Sida 83 - How poor, how rich, how abject, how august, How complicate, how wonderful is man...
Sida 199 - Merciful heaven! What, man! ne'er pull your hat upon your brows; Give sorrow words: the grief that does not speak Whispers the o'erfraught heart, and bids it break.
Sida 193 - In vain, or not for admirable ends. Shall little haughty ignorance pronounce His works unwise, of which the smallest part Exceeds the narrow vision of her mind?
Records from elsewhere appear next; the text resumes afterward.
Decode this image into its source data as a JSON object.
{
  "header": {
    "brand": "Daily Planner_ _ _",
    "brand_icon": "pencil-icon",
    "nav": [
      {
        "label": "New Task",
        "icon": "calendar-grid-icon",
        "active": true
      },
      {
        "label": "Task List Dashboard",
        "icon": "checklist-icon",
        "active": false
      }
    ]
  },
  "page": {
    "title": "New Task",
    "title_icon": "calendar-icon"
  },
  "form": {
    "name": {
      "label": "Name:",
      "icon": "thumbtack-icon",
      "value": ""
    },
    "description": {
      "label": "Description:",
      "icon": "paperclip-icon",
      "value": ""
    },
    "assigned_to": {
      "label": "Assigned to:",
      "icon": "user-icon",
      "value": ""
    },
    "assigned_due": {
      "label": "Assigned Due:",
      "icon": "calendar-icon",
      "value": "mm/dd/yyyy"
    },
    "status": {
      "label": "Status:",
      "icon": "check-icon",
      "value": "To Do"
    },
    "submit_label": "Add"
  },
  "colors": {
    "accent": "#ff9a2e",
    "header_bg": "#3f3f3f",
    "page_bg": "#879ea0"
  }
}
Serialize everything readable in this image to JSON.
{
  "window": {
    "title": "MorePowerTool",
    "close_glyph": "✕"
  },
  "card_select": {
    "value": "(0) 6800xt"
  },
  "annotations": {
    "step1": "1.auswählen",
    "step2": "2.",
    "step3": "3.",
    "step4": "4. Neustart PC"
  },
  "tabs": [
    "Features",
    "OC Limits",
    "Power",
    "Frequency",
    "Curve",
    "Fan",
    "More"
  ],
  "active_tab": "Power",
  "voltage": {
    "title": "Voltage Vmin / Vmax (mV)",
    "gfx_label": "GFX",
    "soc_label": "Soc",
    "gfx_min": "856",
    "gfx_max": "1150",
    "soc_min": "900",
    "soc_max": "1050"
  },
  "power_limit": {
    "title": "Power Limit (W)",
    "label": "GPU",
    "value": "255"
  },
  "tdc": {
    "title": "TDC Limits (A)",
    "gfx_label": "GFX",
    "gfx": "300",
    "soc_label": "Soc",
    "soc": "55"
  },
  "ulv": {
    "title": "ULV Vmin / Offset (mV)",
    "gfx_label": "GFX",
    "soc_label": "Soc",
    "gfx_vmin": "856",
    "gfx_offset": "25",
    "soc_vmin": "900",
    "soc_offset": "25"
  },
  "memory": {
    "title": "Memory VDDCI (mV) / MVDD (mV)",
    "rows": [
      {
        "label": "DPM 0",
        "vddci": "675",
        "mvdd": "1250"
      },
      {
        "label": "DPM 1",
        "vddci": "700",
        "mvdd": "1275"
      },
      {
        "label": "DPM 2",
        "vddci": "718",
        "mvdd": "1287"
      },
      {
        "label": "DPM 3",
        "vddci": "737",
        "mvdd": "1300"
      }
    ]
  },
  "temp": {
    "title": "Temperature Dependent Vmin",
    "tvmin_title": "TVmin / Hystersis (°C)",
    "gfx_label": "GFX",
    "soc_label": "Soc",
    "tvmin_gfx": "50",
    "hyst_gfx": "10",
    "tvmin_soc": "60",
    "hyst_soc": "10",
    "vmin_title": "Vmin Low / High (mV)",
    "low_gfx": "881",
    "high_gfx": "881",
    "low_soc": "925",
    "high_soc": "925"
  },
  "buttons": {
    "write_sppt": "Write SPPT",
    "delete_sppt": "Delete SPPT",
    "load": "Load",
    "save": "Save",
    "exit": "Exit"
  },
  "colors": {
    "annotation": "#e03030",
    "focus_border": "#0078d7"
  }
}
As if upon a...
Sida 99 - Nay, but O man, who art thou that repliest against God ? Shall the thing formed say to him that formed it, Why hast thou made me thus...
Sida 181 - Earth-worms, though in appearance a small and despicable link in the chain of Nature, yet, if lost, would make a lamentable chasm.
Sida 201 - But first, and chiefest, with thee bring, Him that yon soars on golden wing, Guiding the fiery-wheeled throne, The Cherub Contemplation; And the mute Silence hist along, 'Less Philomel will deign a song, In her sweetest, saddest plight, Smoothing the rugged brow of night...
Sida 83 - From different natures marvellously' mixt, Connexion exquisite of distant worlds*! Distinguished link in being's endless chain*! Midway from nothing' to the Deity*! A beam ethereal', sullied', and absorpt*! Though sullied*, and dishonour'd', still divine*? Dim miniature' of greatness absolute*! An heir of glory/! a frail child of dust*! Helpless immortal'! insect infinite*! A worm'! a god*! — I tremble' at myself, And in myself am lost*!